Rae Miller, an assistant coach, says Russell would be the one to pull up his shorts too high or take wild shots in practice to break up the monotony. Boyle says that if Russell were to miss five shots in a row, he might blame the ball or the rim or whoever passed him the ball, but never himself. At the end of Russell's rocky sophomore season, Miller drove him to the airport, believing Russell could be gone. "I think his dad understood that he needed the discipline from me as a coach and the school," Boyle says. "I knew he was going to make it. I knew from that moment that his father had laid down the law and said, 'This is what you're doing,' and I think he just started to get better and buy in."
Russell stayed for two more years, and he says his three seasons in Florida fast-tracked his maturity. But the joker in him remains. Ohio State women's basketball star Kelsey Mitchell recalled how at OSU D'Angelo would wet a wad of paper, stick it in someone's ear and act like it was someone else. With the Lakers, Thomas Scott says Russell is the type who'd tell someone he had a smudge on his shirt, then run his finger up to the guy's nose when he looked down: "Made you look!"

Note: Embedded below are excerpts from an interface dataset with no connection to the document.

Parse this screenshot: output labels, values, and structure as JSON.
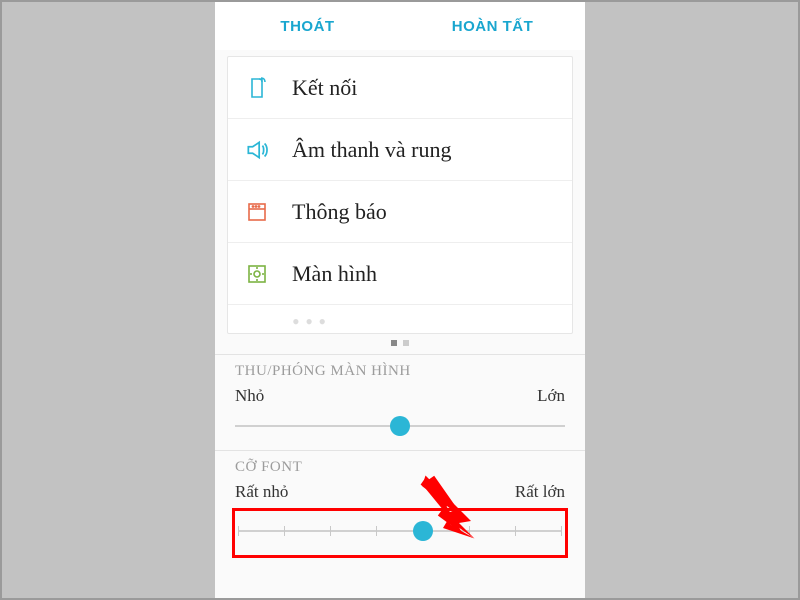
{
  "header": {
    "cancel": "THOÁT",
    "done": "HOÀN TẤT"
  },
  "settings_list": [
    {
      "icon": "connection",
      "label": "Kết nối"
    },
    {
      "icon": "sound",
      "label": "Âm thanh và rung"
    },
    {
      "icon": "notification",
      "label": "Thông báo"
    },
    {
      "icon": "display",
      "label": "Màn hình"
    }
  ],
  "sections": {
    "zoom": {
      "title": "THU/PHÓNG MÀN HÌNH",
      "min_label": "Nhỏ",
      "max_label": "Lớn",
      "value_percent": 50
    },
    "font": {
      "title": "CỠ FONT",
      "min_label": "Rất nhỏ",
      "max_label": "Rất lớn",
      "value_percent": 57
    }
  },
  "colors": {
    "accent": "#2bb6d6",
    "highlight": "#ff0000"
  }
}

Now imagine, for a moment, how those antics would align with Kobe's maniacal, no-nonsense mentality. Still, you believe that all things happen for a reason, that the powers that be orchestrated that your son could spend his first season alongside Bryant, who was in his last. "D'Angelo, if you can get that killer mentality from him or that business savvy from him, or if you can just get the mentality of what it takes to make it, you'll be great," you told your son. "You'll be in a better position than anyone."
JUST ABOUT EVERY day, if they're looking for you, they'll find you in the West End, where plenty of family still live. The area hasn't changed much, you say. It drove you to push all your sons, not just D'Angelo. You couldn't let any of them fail. Now one of those sons is studying to become a lawyer and another hopes to become a CEO. You like to believe that the weight of your words, the sheer onslaught of them, pushed your kids to think: I gotta find something and succeed at it because if I don't, I'm going to be the one left at home with Pops, listening to his lectures. "I'm saying it as a joke," you say, "but that's probably what was in his head."

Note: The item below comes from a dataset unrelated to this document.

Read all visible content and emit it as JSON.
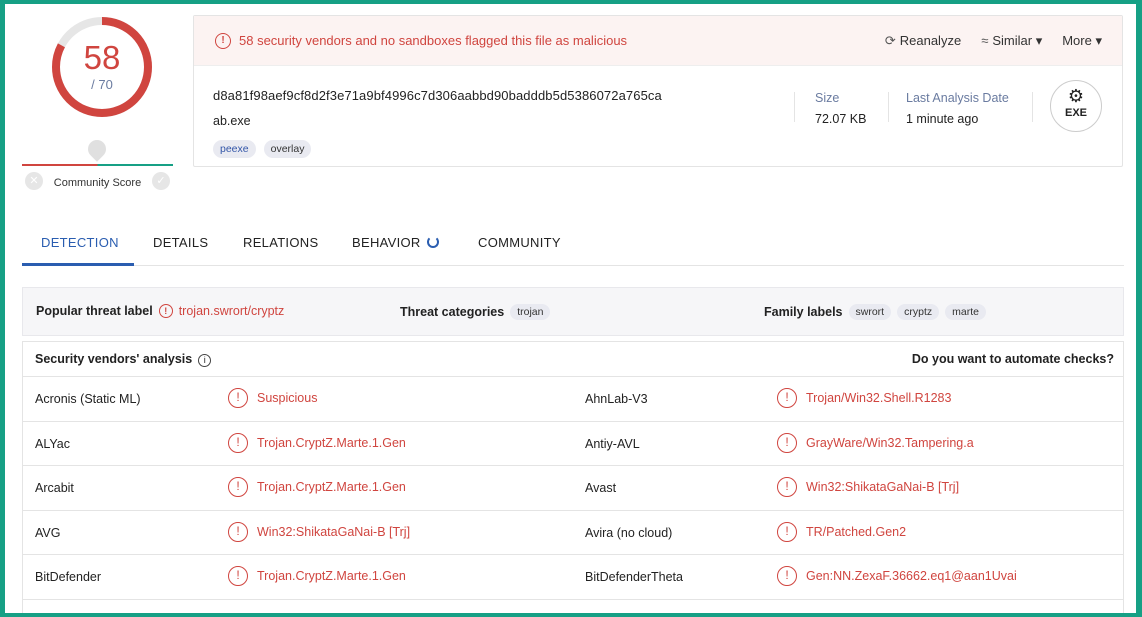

You tell your kids that you don't know it all, that you know only from all the mistakes you've made and those you've seen, and that if they just do the opposite, they'll be fine. You, like any father, want them to be better than you were, and to you they've already surpassed you. "I feel like I have a dynasty," you say.
At times, you thought you'd pushed so hard that they'd grow up to hate you. Yeah, you talk too much. You lecture too much. You might even get on their nerves. You know it. But they understand your story. They respect where you're coming from, which comforts you. Because even if you told them 20 times not to try to beat a yellow traffic light, it needs to pay off only once to be worth it.
You tell D'Angelo that pressure either bursts a pipe or forms a diamond. You plan to observe that process in person -- to move to Los Angeles for the 2016-17 season, to sign a one-year lease in the same Westside neighborhood as your son, "just to make sure everything is going smooth," you say. Or maybe, just maybe, you'll stay longer than one season. You'll make that decision in time. And yeah, you know how all this sounds. But you'd rather be overbearing than have something bad happen, than to go visit your son in jail or behind a wall or in the grave. It's your responsibility, you tell yourself. And if you forget, you just swing by the vacant lot where the family heirloom once stood. Remember: You brought these children into this world. You can't put their lives in anybody else's hands. Anybody's.